Netflix’s provocative yet adorable animated series “Big Mouth” is only about the zillionth cartoon for grown-ups that attempts to plumb the awkward indignities of puberty. Nobody in their right mind would accept an offer to time-travel back to their middle-school days, but comedians depend heavily on the horrors of adolescence for material — and somehow it still provides.
Comic actor Nick Kroll and his buddy John Mulaney, who found recent success on Broadway with their “Oh, Hello” routine, provide voices for “Big Mouth’s” main characters, Nick and Andrew, two seventh-grade boys who are best friends despite the fact that their growth spurts are occurring on separate schedules. Andrew has sprouted pubic hair and is haunted by a randy Hormone Monster that only he can see, whose suggestive powers produce constant erections.
“What is wrong with me?” Andrew wonders, on yet another trip to the boys room during class.
“Nothing,” the Hormone Monster replies. “You’re a perfectly normal, gross little dirtbag.”
Andrew’s Hormone Monster (also voiced by Kroll, who plays several characters) is summoned by almost any occasion, be it a sex-ed filmstrip about fallopian tubes or an online trailer for a Paul Bunyan movie starring Dwayne “The Rock” Johnson. The latter causes Andrew to worry that he might be gay, which brings forth the spirits of Freddie Mercury, Socrates and Antonin Scalia for a musical number called “When You’re Gay.” Turns out Andrew is straight, but it’s nevertheless a fun song.

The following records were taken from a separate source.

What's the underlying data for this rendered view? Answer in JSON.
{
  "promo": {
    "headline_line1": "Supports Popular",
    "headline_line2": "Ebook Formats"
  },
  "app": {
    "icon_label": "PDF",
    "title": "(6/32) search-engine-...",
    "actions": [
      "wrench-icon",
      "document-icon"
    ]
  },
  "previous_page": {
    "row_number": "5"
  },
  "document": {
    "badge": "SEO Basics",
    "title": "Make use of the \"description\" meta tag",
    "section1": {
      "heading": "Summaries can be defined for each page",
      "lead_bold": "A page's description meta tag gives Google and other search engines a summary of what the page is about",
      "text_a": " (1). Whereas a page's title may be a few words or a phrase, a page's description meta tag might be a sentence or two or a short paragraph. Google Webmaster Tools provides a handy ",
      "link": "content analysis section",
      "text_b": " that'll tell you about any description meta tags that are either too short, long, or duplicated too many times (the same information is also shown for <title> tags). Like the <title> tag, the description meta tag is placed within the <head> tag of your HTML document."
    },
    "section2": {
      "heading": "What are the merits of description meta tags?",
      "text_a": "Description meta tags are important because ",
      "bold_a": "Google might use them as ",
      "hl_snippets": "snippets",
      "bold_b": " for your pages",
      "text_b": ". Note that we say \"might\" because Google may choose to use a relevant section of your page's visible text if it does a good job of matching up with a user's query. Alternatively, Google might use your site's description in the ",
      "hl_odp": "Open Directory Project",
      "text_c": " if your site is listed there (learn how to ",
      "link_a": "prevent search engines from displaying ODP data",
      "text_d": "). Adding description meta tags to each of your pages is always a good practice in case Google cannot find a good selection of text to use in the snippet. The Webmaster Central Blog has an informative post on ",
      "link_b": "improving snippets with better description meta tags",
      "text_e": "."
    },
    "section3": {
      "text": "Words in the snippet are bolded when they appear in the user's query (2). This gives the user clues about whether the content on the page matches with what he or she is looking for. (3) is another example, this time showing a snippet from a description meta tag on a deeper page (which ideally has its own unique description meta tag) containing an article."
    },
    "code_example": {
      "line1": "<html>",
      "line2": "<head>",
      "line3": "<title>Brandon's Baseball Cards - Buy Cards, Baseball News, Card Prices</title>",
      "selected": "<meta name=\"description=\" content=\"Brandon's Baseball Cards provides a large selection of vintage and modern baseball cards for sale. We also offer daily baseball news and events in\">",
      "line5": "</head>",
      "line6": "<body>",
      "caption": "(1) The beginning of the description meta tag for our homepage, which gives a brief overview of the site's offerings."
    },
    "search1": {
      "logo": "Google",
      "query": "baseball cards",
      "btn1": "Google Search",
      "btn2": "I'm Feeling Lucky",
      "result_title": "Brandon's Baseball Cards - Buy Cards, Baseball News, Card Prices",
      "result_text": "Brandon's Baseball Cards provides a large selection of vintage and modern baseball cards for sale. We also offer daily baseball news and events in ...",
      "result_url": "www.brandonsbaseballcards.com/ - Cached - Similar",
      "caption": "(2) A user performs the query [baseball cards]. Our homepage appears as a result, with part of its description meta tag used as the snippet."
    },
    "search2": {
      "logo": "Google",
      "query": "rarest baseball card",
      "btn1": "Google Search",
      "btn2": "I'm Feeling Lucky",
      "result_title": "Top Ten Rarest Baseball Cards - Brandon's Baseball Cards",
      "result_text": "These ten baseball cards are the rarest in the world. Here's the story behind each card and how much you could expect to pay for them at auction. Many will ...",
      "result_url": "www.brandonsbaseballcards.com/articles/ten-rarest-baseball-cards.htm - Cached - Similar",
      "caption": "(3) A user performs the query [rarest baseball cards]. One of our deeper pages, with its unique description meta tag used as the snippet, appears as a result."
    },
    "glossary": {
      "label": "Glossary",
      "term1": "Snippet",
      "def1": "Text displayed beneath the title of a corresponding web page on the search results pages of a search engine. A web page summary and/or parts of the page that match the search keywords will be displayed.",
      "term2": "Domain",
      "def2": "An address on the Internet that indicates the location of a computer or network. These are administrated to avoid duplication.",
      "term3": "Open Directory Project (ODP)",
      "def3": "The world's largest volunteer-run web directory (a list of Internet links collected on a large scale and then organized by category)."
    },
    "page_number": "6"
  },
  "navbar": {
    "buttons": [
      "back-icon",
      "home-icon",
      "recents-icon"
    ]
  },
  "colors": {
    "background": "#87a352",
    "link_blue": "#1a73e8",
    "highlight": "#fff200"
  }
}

Apparitions figure prominently in the boys’ lives. The ghost of Duke Ellington (voiced by Jordan Peele) lives in Nick’s attic, dispensing inappropriately worldly but sometimes sound advice about life and relationships. “I saw Andrew’s penis,” Nick tells Duke, “and it was, like, way bigger and hairier than mine.”
“Ha-ha! Happened to me once, too,” Duke replies. “The Cotton Club, 1938. I saw Charlie Parker’s penis in the bathroom and good lord, I felt inferior.”

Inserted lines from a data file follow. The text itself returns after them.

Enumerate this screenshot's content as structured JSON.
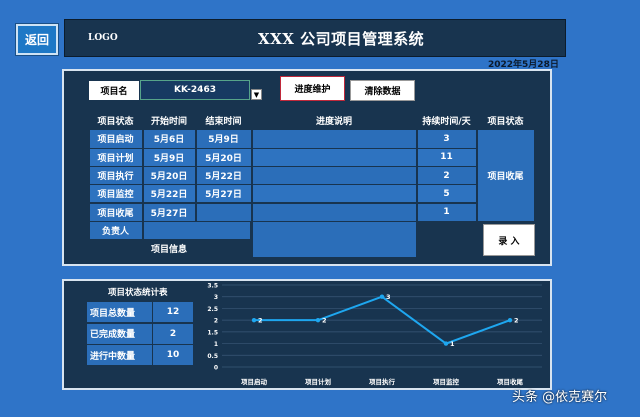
{
  "back_label": "返回",
  "logo_text": "LOGO",
  "app_title": "XXX 公司项目管理系统",
  "date": "2022年5月28日",
  "project": {
    "label": "项目名",
    "value": "KK-2463"
  },
  "buttons": {
    "progress": "进度维护",
    "clear": "清除数据",
    "enter": "录 入"
  },
  "table": {
    "headers": [
      "项目状态",
      "开始时间",
      "结束时间",
      "进度说明",
      "持续时间/天",
      "项目状态"
    ],
    "rows": [
      {
        "stage": "项目启动",
        "start": "5月6日",
        "end": "5月9日",
        "desc": "",
        "days": "3"
      },
      {
        "stage": "项目计划",
        "start": "5月9日",
        "end": "5月20日",
        "desc": "",
        "days": "11"
      },
      {
        "stage": "项目执行",
        "start": "5月20日",
        "end": "5月22日",
        "desc": "",
        "days": "2"
      },
      {
        "stage": "项目监控",
        "start": "5月22日",
        "end": "5月27日",
        "desc": "",
        "days": "5"
      },
      {
        "stage": "项目收尾",
        "start": "5月27日",
        "end": "",
        "desc": "",
        "days": "1"
      }
    ],
    "status_value": "项目收尾",
    "owner_label": "负责人",
    "info_label": "项目信息"
  },
  "stats": {
    "title": "项目状态统计表",
    "rows": [
      {
        "label": "项目总数量",
        "value": "12"
      },
      {
        "label": "已完成数量",
        "value": "2"
      },
      {
        "label": "进行中数量",
        "value": "10"
      }
    ]
  },
  "chart_data": {
    "type": "line",
    "categories": [
      "项目启动",
      "项目计划",
      "项目执行",
      "项目监控",
      "项目收尾"
    ],
    "values": [
      2,
      2,
      3,
      1,
      2
    ],
    "ylim": [
      0,
      3.5
    ],
    "yticks": [
      "0",
      "0.5",
      "1",
      "1.5",
      "2",
      "2.5",
      "3",
      "3.5"
    ],
    "grid": true,
    "line_color": "#1ea7f0"
  },
  "watermark": "头条 @依克赛尔"
}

At a school dance, Nick has his first kiss with Jessi (Jessi Klein), which, while unsatisfying, ushers the two into a hotly scrutinized middle-school dating scene, the latest gossip of which is duly covered in the morning announcements by a catty gay boy, Matthew (Andrew Rannells). Thus Jessi and Nick must now reluctantly ride together in the back of the bus and hold hands all day on a class field trip to the Statue of Liberty, which makes Andrew jealous.
It’s on the field trip that Jessi, wearing white shorts, has her first menstrual period and is visited by a Hormone Monstress (Maya Rudolph), who, in a later episode, encourages Jessi to get to know herself with a hand-mirror. What a flash of genius to ask Kristen Wiig to provide the friendly, talkative voice of Jessi’s vagina. (“Hey, girl!”)

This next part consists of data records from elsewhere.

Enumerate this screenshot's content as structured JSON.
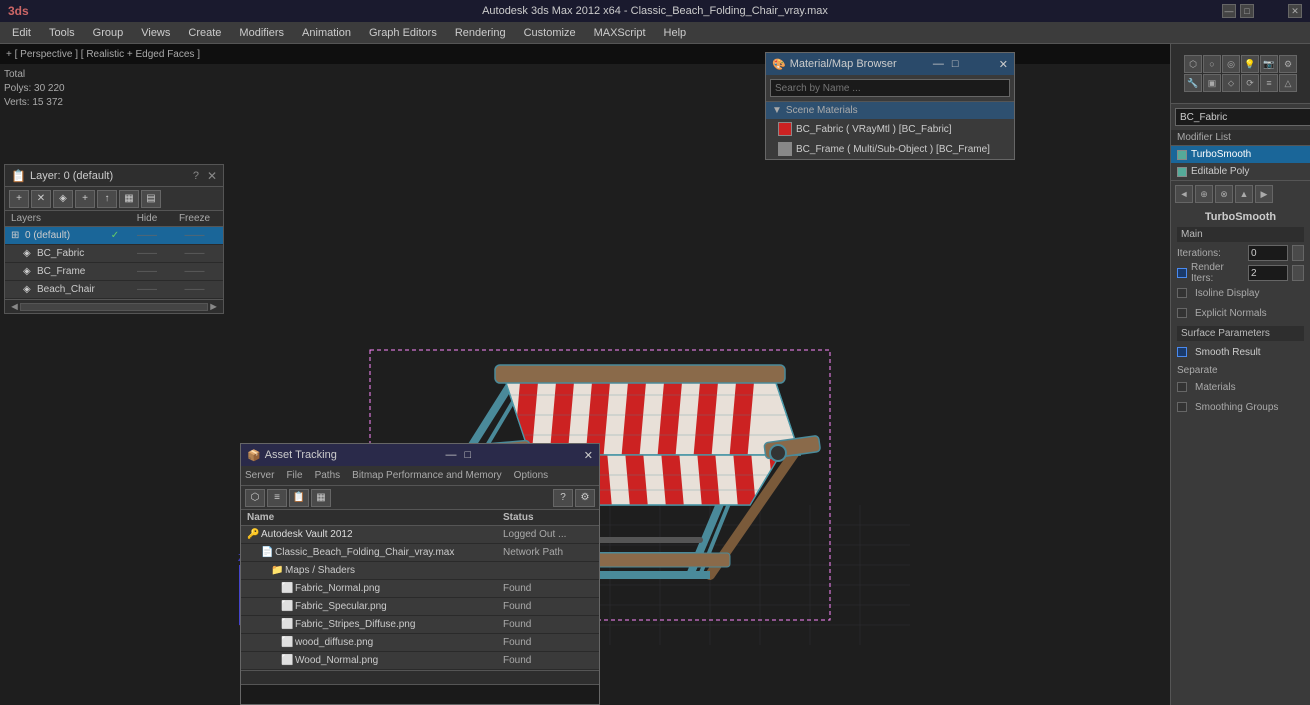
{
  "titleBar": {
    "appIcon": "3ds",
    "title": "Autodesk 3ds Max 2012 x64 - Classic_Beach_Folding_Chair_vray.max",
    "winControls": [
      "_",
      "□",
      "✕"
    ]
  },
  "menuBar": {
    "items": [
      "Edit",
      "Tools",
      "Group",
      "Views",
      "Create",
      "Modifiers",
      "Animation",
      "Graph Editors",
      "Rendering",
      "Customize",
      "MAXScript",
      "Help"
    ]
  },
  "viewport": {
    "label": "+ [ Perspective ] [ Realistic + Edged Faces ]",
    "stats": {
      "total": "Total",
      "polys_label": "Polys:",
      "polys_value": "30 220",
      "verts_label": "Verts:",
      "verts_value": "15 372"
    }
  },
  "layersPanel": {
    "title": "Layer: 0 (default)",
    "icon": "📋",
    "columns": {
      "name": "Layers",
      "hide": "Hide",
      "freeze": "Freeze"
    },
    "layers": [
      {
        "indent": 0,
        "icon": "⊞",
        "name": "0 (default)",
        "check": "✓",
        "selected": true
      },
      {
        "indent": 1,
        "icon": "◈",
        "name": "BC_Fabric",
        "check": "",
        "selected": false
      },
      {
        "indent": 1,
        "icon": "◈",
        "name": "BC_Frame",
        "check": "",
        "selected": false
      },
      {
        "indent": 1,
        "icon": "◈",
        "name": "Beach_Chair",
        "check": "",
        "selected": false
      }
    ]
  },
  "rightPanel": {
    "label": "BC_Fabric",
    "modifierListLabel": "Modifier List",
    "modifiers": [
      {
        "name": "TurboSmooth",
        "active": true,
        "checked": true
      },
      {
        "name": "Editable Poly",
        "active": false,
        "checked": true
      }
    ],
    "turboSmooth": {
      "title": "TurboSmooth",
      "mainLabel": "Main",
      "rows": [
        {
          "label": "Iterations:",
          "value": "0"
        },
        {
          "label": "Render Iters:",
          "value": "2",
          "checkbox": true
        }
      ],
      "checkboxes": [
        {
          "label": "Isoline Display",
          "checked": false
        },
        {
          "label": "Explicit Normals",
          "checked": false
        }
      ],
      "surfaceParams": {
        "label": "Surface Parameters",
        "checkboxes": [
          {
            "label": "Smooth Result",
            "checked": true
          }
        ],
        "separateLabel": "Separate",
        "separateItems": [
          {
            "label": "Materials",
            "checked": false
          },
          {
            "label": "Smoothing Groups",
            "checked": false
          }
        ]
      }
    }
  },
  "matBrowser": {
    "title": "Material/Map Browser",
    "searchPlaceholder": "Search by Name ...",
    "sceneMaterials": "Scene Materials",
    "materials": [
      {
        "name": "BC_Fabric ( VRayMtl ) [BC_Fabric]",
        "color": "#cc2222"
      },
      {
        "name": "BC_Frame ( Multi/Sub-Object ) [BC_Frame]",
        "color": "#888888"
      }
    ]
  },
  "assetTracking": {
    "title": "Asset Tracking",
    "menuItems": [
      "Server",
      "File",
      "Paths",
      "Bitmap Performance and Memory",
      "Options"
    ],
    "columns": {
      "name": "Name",
      "status": "Status"
    },
    "items": [
      {
        "indent": 0,
        "icon": "🔑",
        "name": "Autodesk Vault 2012",
        "status": "Logged Out ...",
        "isParent": true
      },
      {
        "indent": 1,
        "icon": "📄",
        "name": "Classic_Beach_Folding_Chair_vray.max",
        "status": "Network Path",
        "isParent": false
      },
      {
        "indent": 2,
        "icon": "📁",
        "name": "Maps / Shaders",
        "status": "",
        "isParent": false
      },
      {
        "indent": 3,
        "icon": "🖼",
        "name": "Fabric_Normal.png",
        "status": "Found",
        "isParent": false
      },
      {
        "indent": 3,
        "icon": "🖼",
        "name": "Fabric_Specular.png",
        "status": "Found",
        "isParent": false
      },
      {
        "indent": 3,
        "icon": "🖼",
        "name": "Fabric_Stripes_Diffuse.png",
        "status": "Found",
        "isParent": false
      },
      {
        "indent": 3,
        "icon": "🖼",
        "name": "wood_diffuse.png",
        "status": "Found",
        "isParent": false
      },
      {
        "indent": 3,
        "icon": "🖼",
        "name": "Wood_Normal.png",
        "status": "Found",
        "isParent": false
      }
    ]
  },
  "icons": {
    "search": "🔍",
    "gear": "⚙",
    "close": "✕",
    "minimize": "—",
    "maximize": "□",
    "layer": "◈",
    "folder": "📁",
    "file": "📄",
    "image": "🖼",
    "key": "🔑"
  }
}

“Big Mouth” can’t resist crossing several lines of decency, otherwise I’d happily recommend it as sympathetic viewing for the age group it portrays (and I still might, for older teenagers whose sense of humor has matured). There’s a frankness and honesty beneath the show’s raunchiness that sometimes echo the best work of Judy Blume and other great chroniclers of adolescent angst, especially where the fraught and seldom-discussed feelings of boys are involved. It’s charming and repulsive all at once.
And after about six episodes, it starts to feel like enough, even though the series stretches itself to 10 episodes, culminating in Jessi’s anxiety-ridden bat mitzvah party, where it becomes clear that middle school is not the only hell in store for this circle of friends. The adults in their lives contend with plenty of awkward situations and personal crises, too, triggered by their own monstrous hormones. Some problems never go away.
Big Mouth (10 episodes) streams Friday on Neftlix.